Prof. Bryan Caplan

bcaplan@gmu.edu

http://www.gmu.edu/departments/economics/bcaplan

Econ 321

Fall, 2000

I.                     Write a table showing how many hours you would work per week at each of the following hourly wages, assuming they are the best offers available to you: \$.10, \$.50, \$1, \$3, \$5, \$10, \$25, \$50, \$100.  Graph your table.  Does your labor supply curve ever "bend back"?

II.                   How high would the hourly wage in the following occupations have to be to induce you to enter them, assuming wages in all other occupations remain at their current level?  (In other words, what is the smallest wage sufficient to draw you into these professions?)

 Occupation Lowest Wage Needed garbage collector deep-sea fisher bank teller highway maintainer criminal lawyer webpage designer movie star

Graph the occupations from most attractive (smallest wage required) to least attractive (highest wage required).

III.                  Suppose that the MPP of an hour of labor in a shoe factory is given by the following table:

 Hours MPP/hour 0-10 100 shoes 10-20 80 shoes 20-50 70 shoes 50-100 50 shoes 100-200 20 shoes

Carefully draw the labor demand curve for the owner of this factory, assuming the price of shoes is \$5/pair.  On a separate diagram, show how the labor demand curve shifts if the price of shoes falls to \$3/pair.

IV.               Draw supply-and-demand diagrams for the market for wheat and the market for farm laborers, drawing the demand curve for wheat as highly inelastic.  Then show what happens in both markets when the MPP of farm laborers decreases.

V.                 Draw supply-and-demand diagrams for the market for DVD players and the market for DVD factory laborers, drawing the demand curve for DVD players as highly elastic.  Then show what happens in both markets when the MPP of DVD factory laborers increases.

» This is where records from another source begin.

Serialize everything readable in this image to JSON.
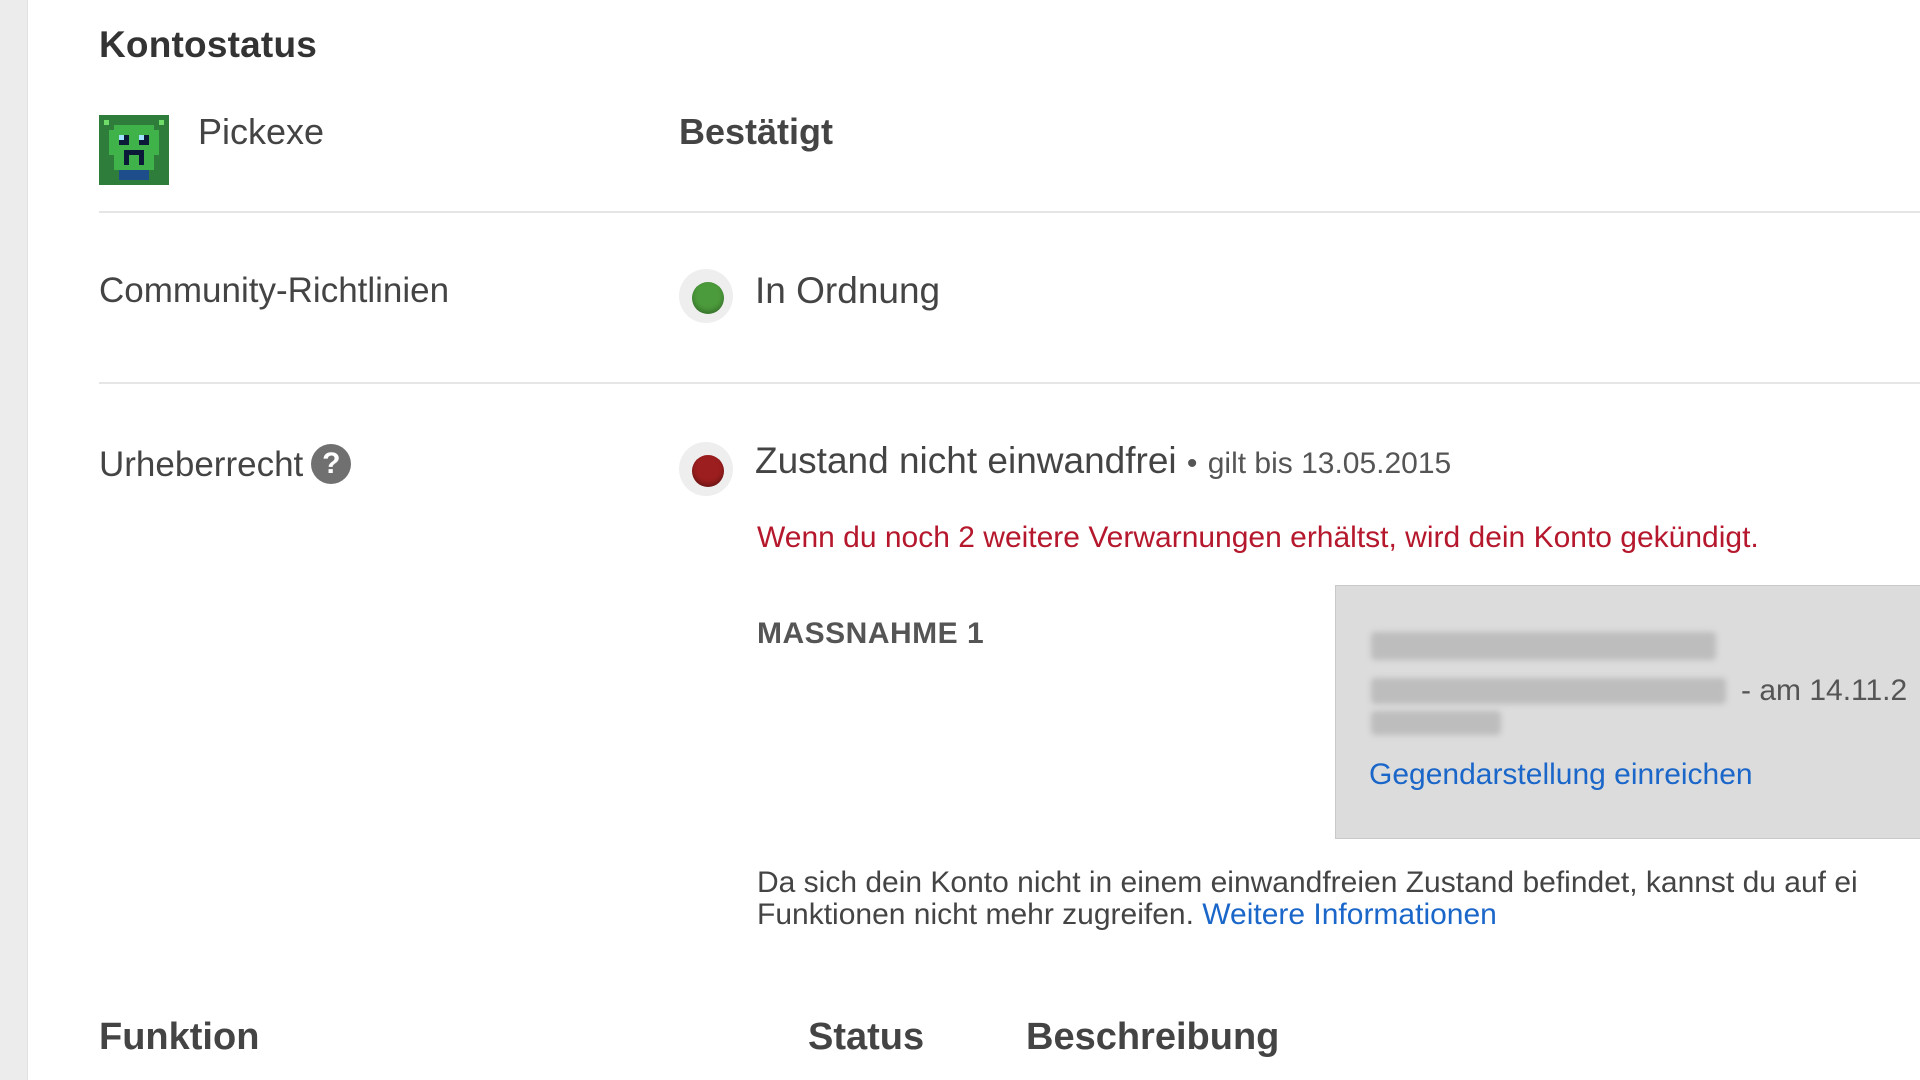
{
  "section_title": "Kontostatus",
  "channel": {
    "name": "Pickexe",
    "verification_status": "Bestätigt",
    "avatar_icon": "pixel-alien-avatar"
  },
  "community": {
    "label": "Community-Richtlinien",
    "status_color": "#4b9a3b",
    "status_text": "In Ordnung"
  },
  "copyright": {
    "label": "Urheberrecht",
    "help_icon": "?",
    "status_color": "#9c1e1e",
    "status_text": "Zustand nicht einwandfrei",
    "status_separator": "•",
    "valid_until": "gilt bis 13.05.2015",
    "warning": "Wenn du noch 2 weitere Verwarnungen erhältst, wird dein Konto gekündigt.",
    "measure_label": "MASSNAHME 1",
    "strike": {
      "date_text": "- am 14.11.2",
      "counter_notice_link": "Gegendarstellung einreichen"
    },
    "info_line1": "Da sich dein Konto nicht in einem einwandfreien Zustand befindet, kannst du auf ei",
    "info_line2": "Funktionen nicht mehr zugreifen.",
    "info_link": "Weitere Informationen"
  },
  "features_table": {
    "headers": [
      "Funktion",
      "Status",
      "Beschreibung"
    ]
  },
  "colors": {
    "link": "#1a66c9",
    "warning": "#b5172c"
  }
}
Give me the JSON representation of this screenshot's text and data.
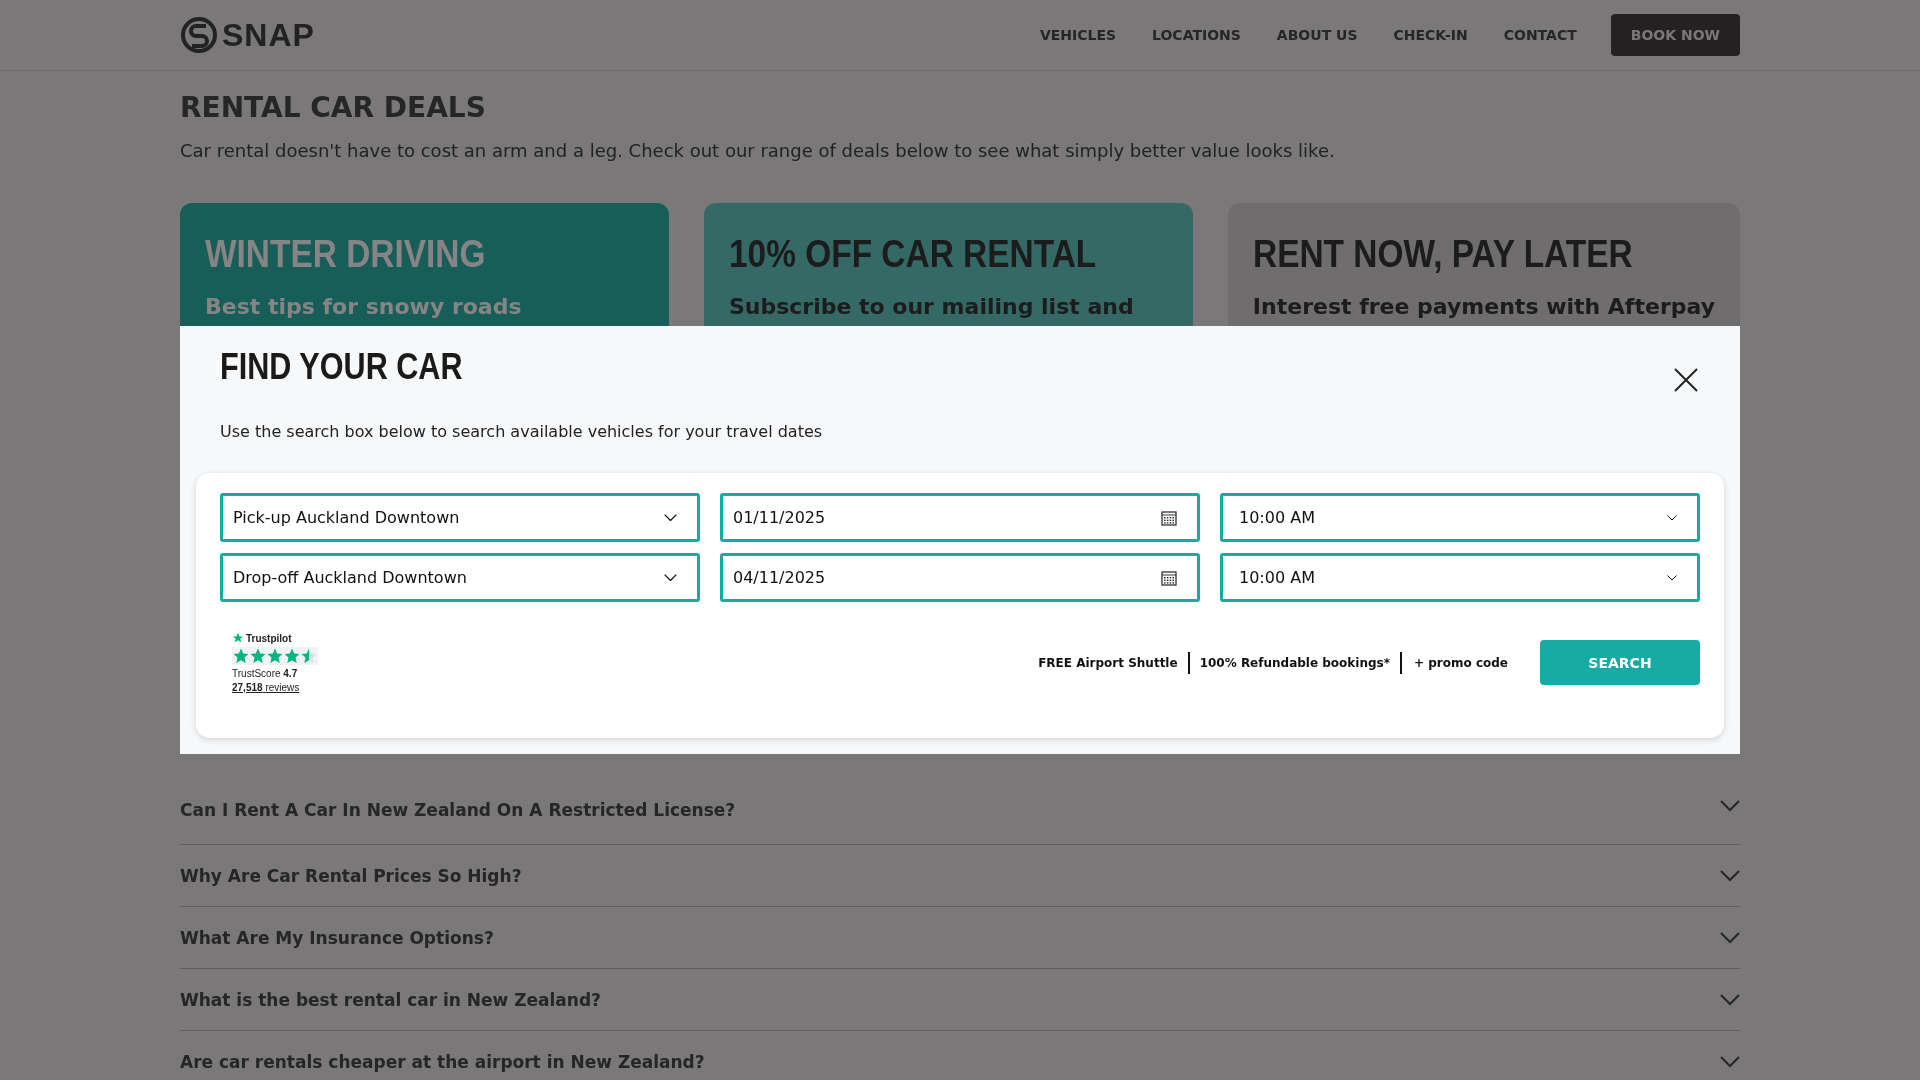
{
  "header": {
    "logo": "SNAP",
    "nav": [
      "VEHICLES",
      "LOCATIONS",
      "ABOUT US",
      "CHECK-IN",
      "CONTACT"
    ],
    "cta": "BOOK NOW"
  },
  "intro": {
    "title": "RENTAL CAR DEALS",
    "text": "Car rental doesn't have to cost an arm and a leg. Check out our range of deals below to see what simply better value looks like."
  },
  "deals": [
    {
      "title": "WINTER DRIVING",
      "subtitle": "Best tips for snowy roads",
      "color": "#175e59"
    },
    {
      "title": "10% OFF CAR RENTAL",
      "subtitle": "Subscribe to our mailing list and",
      "color": "#356966"
    },
    {
      "title": "RENT NOW, PAY LATER",
      "subtitle": "Interest free payments with Afterpay",
      "color": "#6f6d6e"
    }
  ],
  "modal": {
    "title": "FIND YOUR CAR",
    "subtitle": "Use the search box below to search available vehicles for your travel dates",
    "fields": [
      {
        "kind": "select",
        "value": "Pick-up Auckland Downtown"
      },
      {
        "kind": "date",
        "value": "01/11/2025"
      },
      {
        "kind": "time",
        "value": "10:00 AM"
      },
      {
        "kind": "select",
        "value": "Drop-off Auckland Downtown"
      },
      {
        "kind": "date",
        "value": "04/11/2025"
      },
      {
        "kind": "time",
        "value": "10:00 AM"
      }
    ],
    "trustpilot": {
      "brand": "Trustpilot",
      "stars": 4.5,
      "score_label": "TrustScore",
      "score": "4.7",
      "reviews": "27,518",
      "reviews_label": "reviews"
    },
    "perks": [
      "FREE Airport Shuttle",
      "100% Refundable bookings*"
    ],
    "promo": "+ promo code",
    "search": "SEARCH"
  },
  "faq": [
    "Can I Rent A Car In New Zealand On A Restricted License?",
    "Why Are Car Rental Prices So High?",
    "What Are My Insurance Options?",
    "What is the best rental car in New Zealand?",
    "Are car rentals cheaper at the airport in New Zealand?"
  ]
}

VI.               Using the concept of MVP, describe the two possible reasons why a worker would not be worth employing at any positive wage.

VII.              Using the equation for Annual Labor Income from the NLSY, calculate your predicted wage and the predicted wage of an older family member.  Roughly how accurate are the two predictions?

VIII.            Using separate supply-and-demand curves, show what happens in a single occupation if employers provide free coffee for workers, and:

A.                 Workers like coffee, but the caffeine makes them "hyper" and less able to do their job.

B.                Workers actively dislike coffee, but it enhances their ability to keep working late at night.

IX.               Show what happens to aggregate labor demand and aggregate labor supply if:

A.                A plague kills half of all workers?

B.                The government increases subsidies to (non-productive) education.

C.                The government repeals a law against secretly monitoring workers with video cameras.

D.                A new vitamin raises workers' IQs.

E.                The courts rule that unions are immune to prosecution for acts of vandalism committed during strikes.

F.                 Higher taxes on gasoline make commuting more expensive.

X.                 How would banning immigration affect the slope of the aggregate labor supply curve?

XI.               One economist says: "More women work today than in 1900 because wages have risen so much."  Another says: "No, women's labor supply curve 'bends backwards' just like men's.  Women work more today because of innovations in household appliances."  Use supply-and-demand curves to diagram what each of these economists is saying.

XII.              Is it possible for workers in a free market labor to earn "subsistence wages"?  Why or why not?

XIII.            Your market wage is \$20/hour.  Should you value your time at more than \$20/hour while vacationing in a foreign country?